A new report from Amnesty International and the Refugee Council of Australia revealed the dire mental and physical conditions of the asylum seekers who remain on Manus Island, and that acts of self-harm and suicide attempts have worsened. The report criticises the restricted and understaffed heath and counselling services and the lack of protection for the more than 600 asylum seeker men still on the Island. Since August 2017, there have been three suicides and many more incidences of self-harm and attempted suicide.

The Australian Government stated that it will not sign the United Nation’s migration pact (the Global Compact), claiming it may threaten border protection and risk Australia’s efforts to stop people-smuggling. The USA and several European countries have also rejected the pact, stating that it would weaken border security and undermine existing immigration programs. The Global Compact’s aim is to improve international cooperation on migration and to allow safe, orderly and regular migration.

Teachers across many major Australian cities took part in rallies against offshore detention. The teachers, backed by several major unions to leave their classrooms and attend the rallies, called for asylum seekers and refugees, particularly children, to be released from detention on Manus Island and Nauru. The rallies coincided with Universal Children’s Day. This week five more children were evacuated from Nauru.
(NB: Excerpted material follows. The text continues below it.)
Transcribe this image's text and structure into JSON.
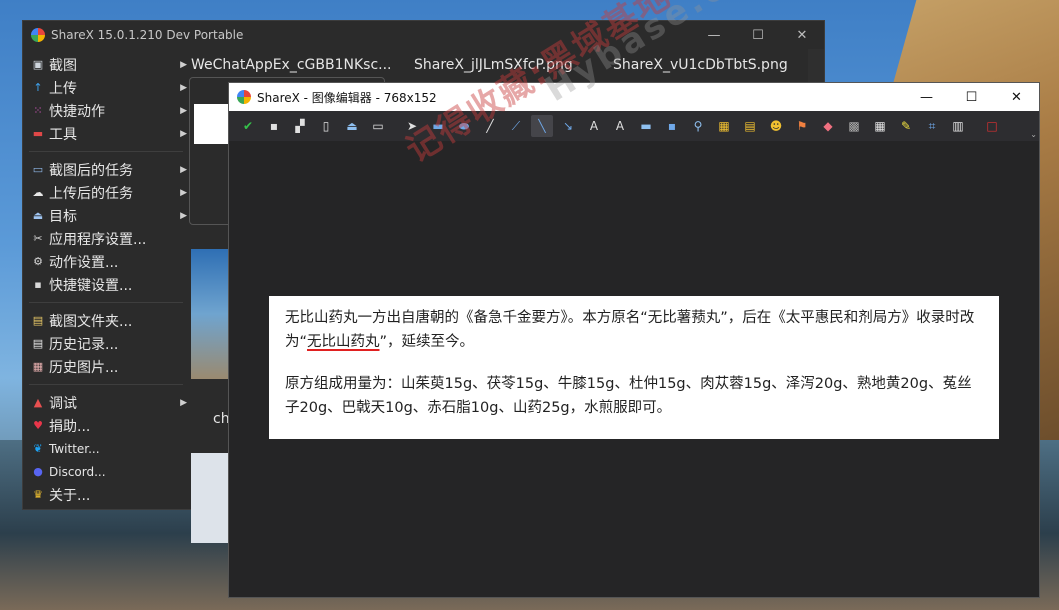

Anne Richard, the former US assistant secretary of state for population, refugees and migration, stated that the USA was of the understanding that Australia would do more to assist refugees from outside its region, particularly from Central America, in exchange for the USA resettling refugees from Nauru and Manus Island.
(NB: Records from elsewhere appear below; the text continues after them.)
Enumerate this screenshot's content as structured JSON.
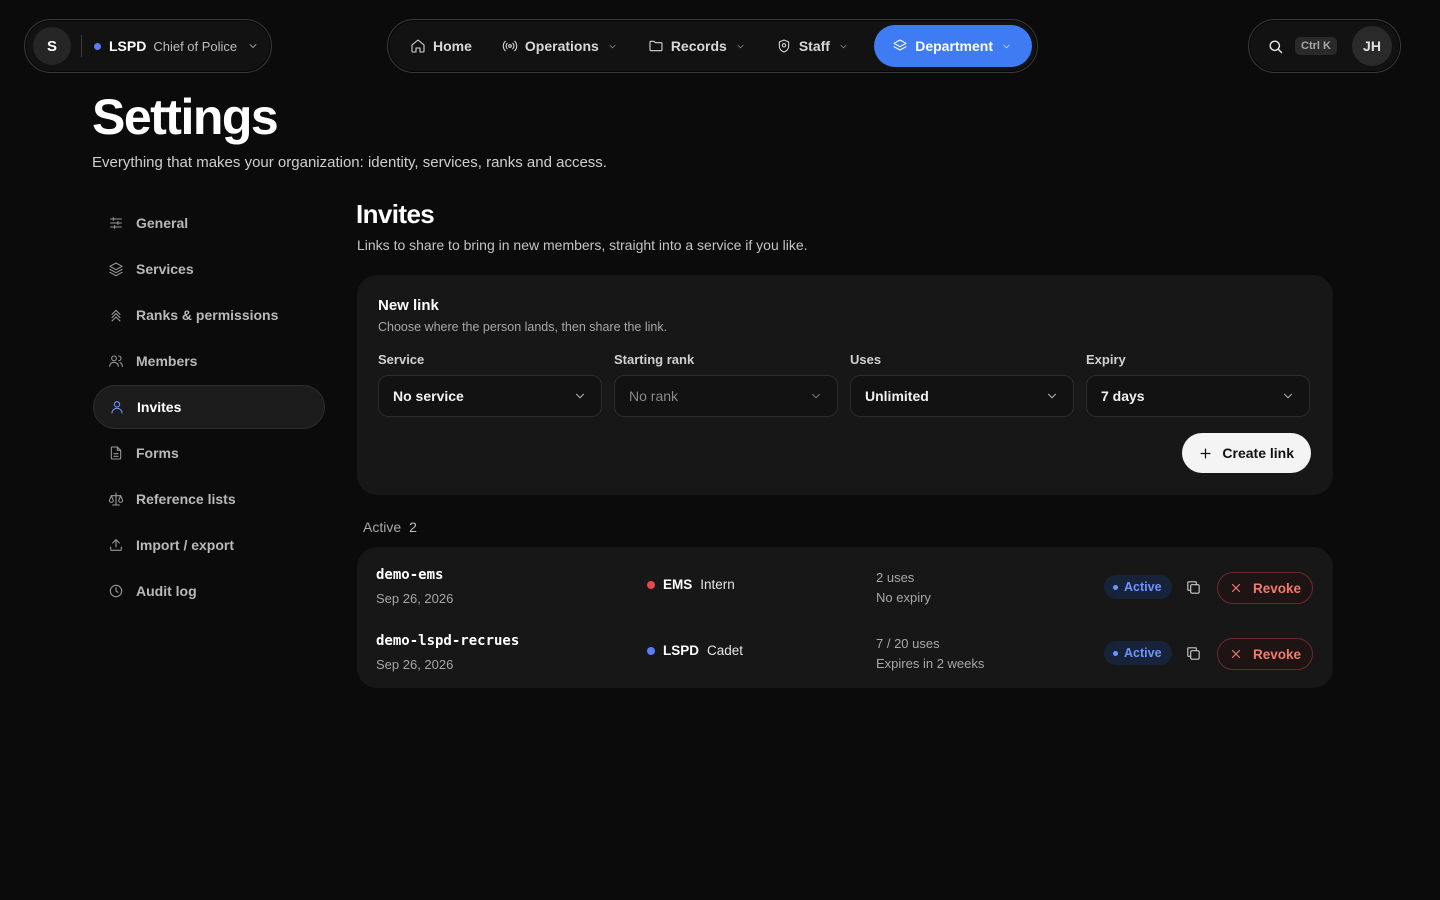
{
  "org": {
    "avatar": "S",
    "name": "LSPD",
    "role": "Chief of Police",
    "dot_color": "#5b7bff"
  },
  "nav": {
    "items": [
      {
        "label": "Home",
        "icon": "home-icon"
      },
      {
        "label": "Operations",
        "icon": "broadcast-icon"
      },
      {
        "label": "Records",
        "icon": "folder-icon"
      },
      {
        "label": "Staff",
        "icon": "shield-icon"
      },
      {
        "label": "Department",
        "icon": "layers-icon",
        "active": true
      }
    ],
    "accent": "#3f7bf2"
  },
  "utility": {
    "shortcut": "Ctrl K",
    "user_initials": "JH"
  },
  "header": {
    "title": "Settings",
    "subtitle": "Everything that makes your organization: identity, services, ranks and access."
  },
  "sidebar": {
    "items": [
      {
        "label": "General",
        "icon": "sliders-icon"
      },
      {
        "label": "Services",
        "icon": "layers-icon"
      },
      {
        "label": "Ranks & permissions",
        "icon": "chevrons-up-icon"
      },
      {
        "label": "Members",
        "icon": "users-icon"
      },
      {
        "label": "Invites",
        "icon": "user-icon",
        "active": true
      },
      {
        "label": "Forms",
        "icon": "file-icon"
      },
      {
        "label": "Reference lists",
        "icon": "scale-icon"
      },
      {
        "label": "Import / export",
        "icon": "upload-icon"
      },
      {
        "label": "Audit log",
        "icon": "clock-icon"
      }
    ]
  },
  "invites": {
    "title": "Invites",
    "subtitle": "Links to share to bring in new members, straight into a service if you like.",
    "new_link": {
      "title": "New link",
      "subtitle": "Choose where the person lands, then share the link.",
      "fields": [
        {
          "label": "Service",
          "value": "No service"
        },
        {
          "label": "Starting rank",
          "value": "No rank",
          "disabled": true
        },
        {
          "label": "Uses",
          "value": "Unlimited"
        },
        {
          "label": "Expiry",
          "value": "7 days"
        }
      ],
      "create_label": "Create link"
    },
    "active": {
      "label": "Active",
      "count": "2",
      "rows": [
        {
          "code": "demo-ems",
          "date": "Sep 26, 2026",
          "service": "EMS",
          "service_color": "#e5484d",
          "rank": "Intern",
          "uses": "2 uses",
          "expiry": "No expiry",
          "status": "Active",
          "revoke_label": "Revoke"
        },
        {
          "code": "demo-lspd-recrues",
          "date": "Sep 26, 2026",
          "service": "LSPD",
          "service_color": "#5b7bff",
          "rank": "Cadet",
          "uses": "7 / 20 uses",
          "expiry": "Expires in 2 weeks",
          "status": "Active",
          "revoke_label": "Revoke"
        }
      ]
    }
  }
}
New Zealand’s Foreign Minister expressed his concern that New Zealand’s offer to take refugees currently on Manus Island and Nauru may include a potential element to ban them from travelling to Australia. This follows Australian Prime Minister Scott Morrison’s recent statement that he may be more open to a deal with New Zealand if it prescribed that the refugees would be banned from ever coming to Australia.